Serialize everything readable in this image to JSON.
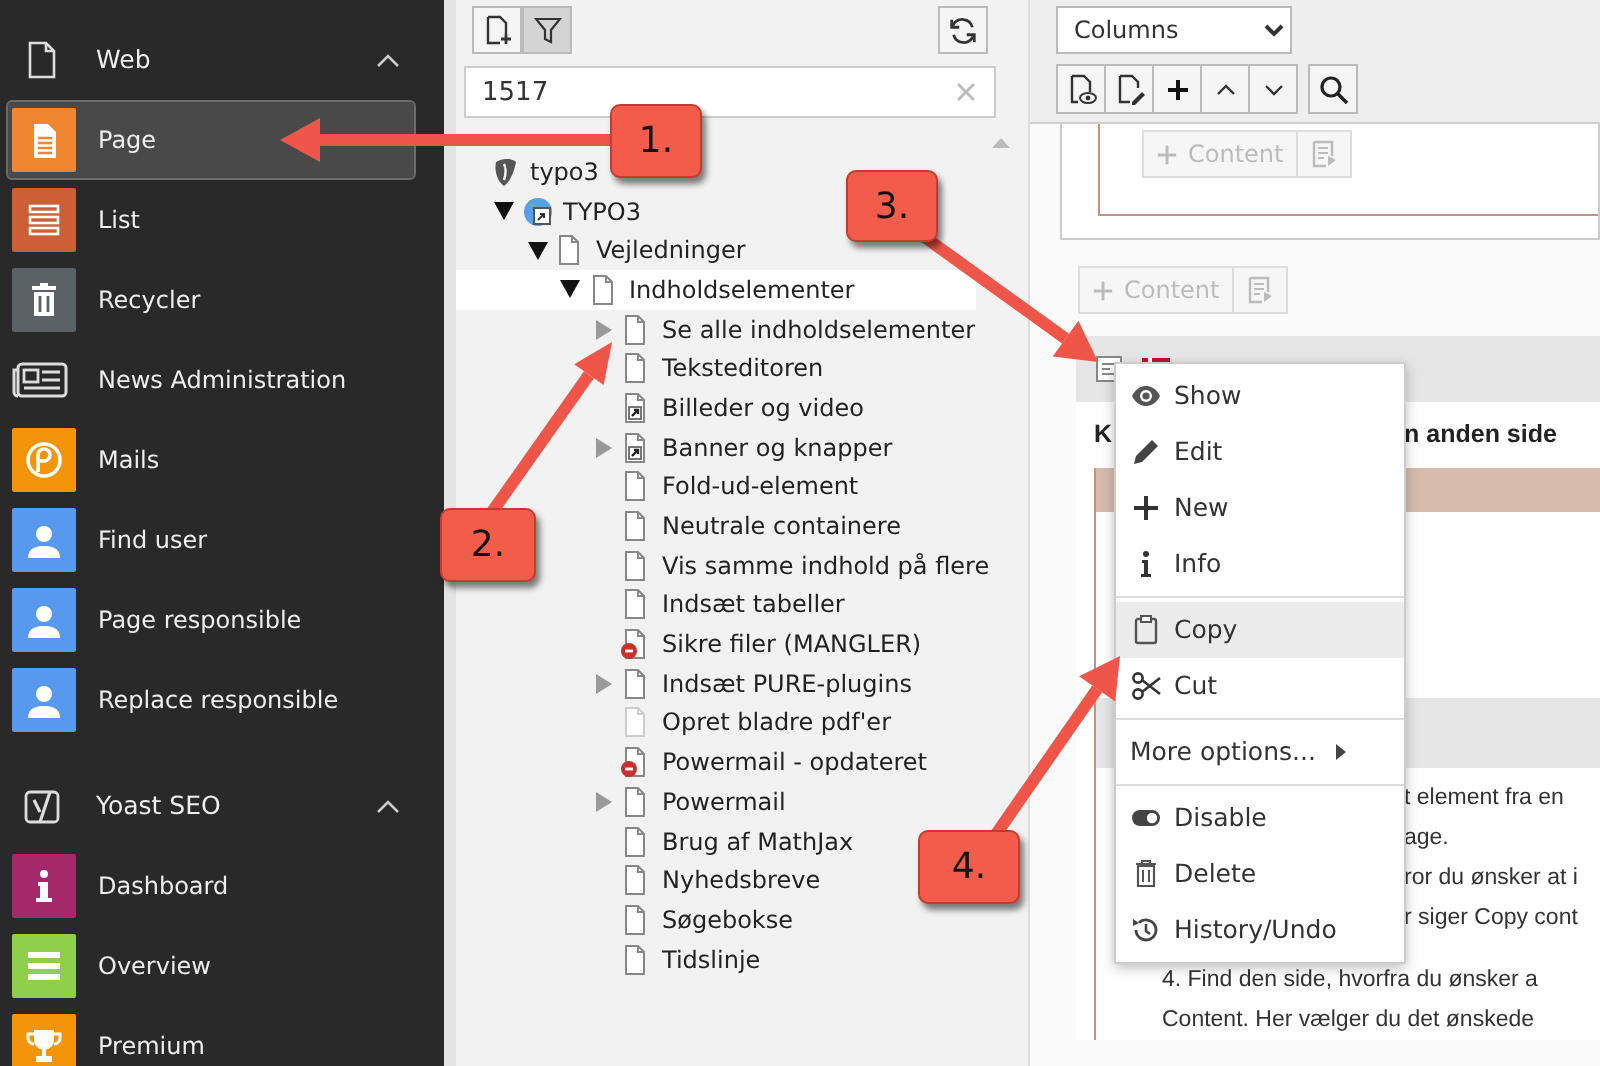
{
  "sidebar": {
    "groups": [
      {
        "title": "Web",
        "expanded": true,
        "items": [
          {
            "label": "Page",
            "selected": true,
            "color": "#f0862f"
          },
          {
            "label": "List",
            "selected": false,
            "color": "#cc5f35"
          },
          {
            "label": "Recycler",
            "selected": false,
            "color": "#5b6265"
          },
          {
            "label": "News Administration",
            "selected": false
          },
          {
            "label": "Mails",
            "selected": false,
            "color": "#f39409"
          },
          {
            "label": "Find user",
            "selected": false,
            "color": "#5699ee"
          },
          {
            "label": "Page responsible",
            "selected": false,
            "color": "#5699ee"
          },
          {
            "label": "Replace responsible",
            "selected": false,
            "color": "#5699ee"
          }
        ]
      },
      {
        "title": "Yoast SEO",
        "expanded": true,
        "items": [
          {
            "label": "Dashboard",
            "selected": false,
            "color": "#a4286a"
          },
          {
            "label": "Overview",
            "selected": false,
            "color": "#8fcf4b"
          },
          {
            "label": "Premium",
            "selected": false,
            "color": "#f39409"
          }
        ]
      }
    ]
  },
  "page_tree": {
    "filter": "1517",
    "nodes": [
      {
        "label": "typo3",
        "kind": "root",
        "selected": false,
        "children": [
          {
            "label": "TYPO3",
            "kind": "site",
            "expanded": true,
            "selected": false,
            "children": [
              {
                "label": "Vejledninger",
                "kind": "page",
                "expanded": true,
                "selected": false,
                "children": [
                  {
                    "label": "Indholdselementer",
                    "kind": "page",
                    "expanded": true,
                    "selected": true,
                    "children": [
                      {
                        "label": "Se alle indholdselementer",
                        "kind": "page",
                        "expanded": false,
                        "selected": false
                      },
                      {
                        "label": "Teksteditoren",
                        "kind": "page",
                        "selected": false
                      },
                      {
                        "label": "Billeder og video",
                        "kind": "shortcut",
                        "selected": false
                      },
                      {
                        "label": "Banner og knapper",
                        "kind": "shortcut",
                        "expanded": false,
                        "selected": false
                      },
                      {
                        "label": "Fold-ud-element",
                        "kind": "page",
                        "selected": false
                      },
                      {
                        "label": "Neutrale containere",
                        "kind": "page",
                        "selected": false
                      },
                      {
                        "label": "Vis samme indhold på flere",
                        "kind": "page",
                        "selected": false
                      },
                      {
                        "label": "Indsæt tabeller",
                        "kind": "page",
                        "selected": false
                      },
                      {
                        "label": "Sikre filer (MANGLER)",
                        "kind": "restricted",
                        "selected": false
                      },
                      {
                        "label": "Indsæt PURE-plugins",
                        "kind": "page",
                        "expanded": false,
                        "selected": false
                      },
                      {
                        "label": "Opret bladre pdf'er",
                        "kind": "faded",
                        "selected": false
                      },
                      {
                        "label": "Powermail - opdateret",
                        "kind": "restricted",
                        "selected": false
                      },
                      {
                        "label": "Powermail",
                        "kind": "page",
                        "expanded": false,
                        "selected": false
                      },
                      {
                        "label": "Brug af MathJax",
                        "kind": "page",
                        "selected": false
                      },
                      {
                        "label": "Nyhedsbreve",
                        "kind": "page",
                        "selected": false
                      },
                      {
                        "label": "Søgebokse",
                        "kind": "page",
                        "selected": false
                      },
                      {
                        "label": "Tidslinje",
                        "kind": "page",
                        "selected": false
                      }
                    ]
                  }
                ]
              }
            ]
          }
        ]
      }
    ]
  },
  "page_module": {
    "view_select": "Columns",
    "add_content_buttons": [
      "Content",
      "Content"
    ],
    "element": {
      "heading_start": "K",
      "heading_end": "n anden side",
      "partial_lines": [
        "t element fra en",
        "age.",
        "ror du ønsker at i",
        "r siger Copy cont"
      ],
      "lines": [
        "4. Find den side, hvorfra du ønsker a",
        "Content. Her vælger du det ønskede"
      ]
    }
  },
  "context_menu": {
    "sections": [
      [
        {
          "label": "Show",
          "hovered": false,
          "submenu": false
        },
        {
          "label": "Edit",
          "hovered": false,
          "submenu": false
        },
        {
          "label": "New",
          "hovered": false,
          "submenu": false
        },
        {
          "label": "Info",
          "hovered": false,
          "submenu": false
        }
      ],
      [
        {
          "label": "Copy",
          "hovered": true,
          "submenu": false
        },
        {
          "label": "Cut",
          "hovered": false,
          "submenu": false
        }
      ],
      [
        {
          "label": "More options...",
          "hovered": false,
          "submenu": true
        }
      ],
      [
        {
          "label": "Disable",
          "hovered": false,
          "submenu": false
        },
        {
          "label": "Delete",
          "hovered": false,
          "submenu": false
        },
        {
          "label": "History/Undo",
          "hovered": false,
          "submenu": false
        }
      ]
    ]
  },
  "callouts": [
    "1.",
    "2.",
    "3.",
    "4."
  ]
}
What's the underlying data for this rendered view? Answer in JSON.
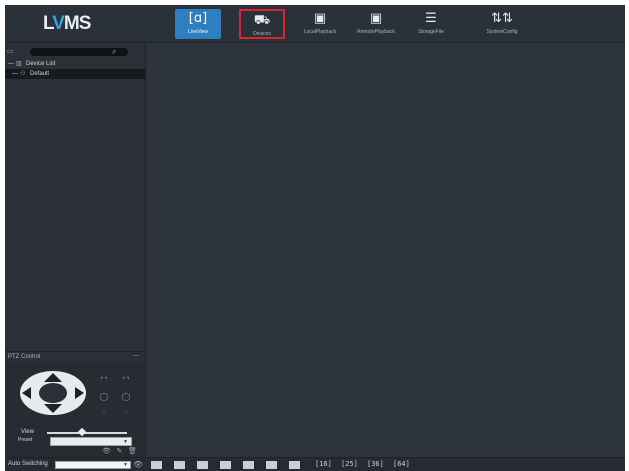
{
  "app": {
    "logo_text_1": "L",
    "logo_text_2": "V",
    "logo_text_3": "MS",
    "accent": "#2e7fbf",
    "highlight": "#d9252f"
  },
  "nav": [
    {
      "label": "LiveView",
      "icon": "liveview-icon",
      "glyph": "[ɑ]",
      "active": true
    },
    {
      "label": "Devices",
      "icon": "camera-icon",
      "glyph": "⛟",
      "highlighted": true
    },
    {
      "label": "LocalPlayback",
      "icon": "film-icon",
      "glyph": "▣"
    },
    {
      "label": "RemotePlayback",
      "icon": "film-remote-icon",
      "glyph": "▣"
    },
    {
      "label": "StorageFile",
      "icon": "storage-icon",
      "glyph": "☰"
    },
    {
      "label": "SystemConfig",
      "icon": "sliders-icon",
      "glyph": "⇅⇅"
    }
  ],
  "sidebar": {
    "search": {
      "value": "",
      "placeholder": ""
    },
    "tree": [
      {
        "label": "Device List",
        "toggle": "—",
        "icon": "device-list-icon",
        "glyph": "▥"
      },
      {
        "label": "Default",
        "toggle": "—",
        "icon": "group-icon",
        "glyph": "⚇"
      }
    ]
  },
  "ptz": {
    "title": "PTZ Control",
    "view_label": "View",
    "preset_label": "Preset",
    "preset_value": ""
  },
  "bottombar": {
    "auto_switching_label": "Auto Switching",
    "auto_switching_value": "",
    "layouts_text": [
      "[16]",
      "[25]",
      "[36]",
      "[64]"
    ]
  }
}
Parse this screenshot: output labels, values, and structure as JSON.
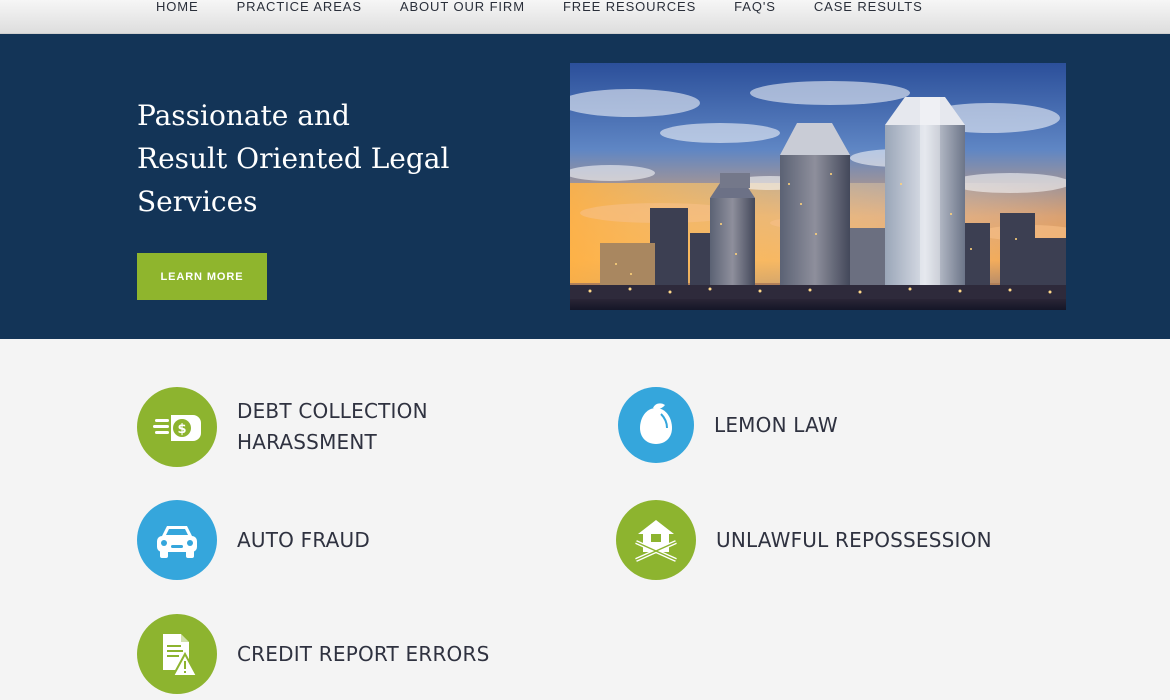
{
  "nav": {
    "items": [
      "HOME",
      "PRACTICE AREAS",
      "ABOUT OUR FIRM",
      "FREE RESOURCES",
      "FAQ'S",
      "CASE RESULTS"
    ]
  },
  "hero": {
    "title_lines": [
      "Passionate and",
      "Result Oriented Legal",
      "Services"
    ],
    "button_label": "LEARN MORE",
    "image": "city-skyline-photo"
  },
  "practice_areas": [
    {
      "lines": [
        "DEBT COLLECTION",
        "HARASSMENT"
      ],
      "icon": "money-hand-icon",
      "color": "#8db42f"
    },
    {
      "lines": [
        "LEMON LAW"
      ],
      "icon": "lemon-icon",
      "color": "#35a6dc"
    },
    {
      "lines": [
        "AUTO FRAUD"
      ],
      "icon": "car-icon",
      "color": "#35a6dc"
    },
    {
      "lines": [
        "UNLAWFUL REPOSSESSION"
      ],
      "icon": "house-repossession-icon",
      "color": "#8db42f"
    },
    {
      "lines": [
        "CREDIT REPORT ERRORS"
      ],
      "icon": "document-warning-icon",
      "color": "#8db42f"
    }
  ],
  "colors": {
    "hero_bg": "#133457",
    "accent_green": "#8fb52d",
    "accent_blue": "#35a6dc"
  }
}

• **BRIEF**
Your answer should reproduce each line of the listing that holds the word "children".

• **EXPECTED ANSWER**
        "children": [
            "children": [
                "children": [
                    "children": [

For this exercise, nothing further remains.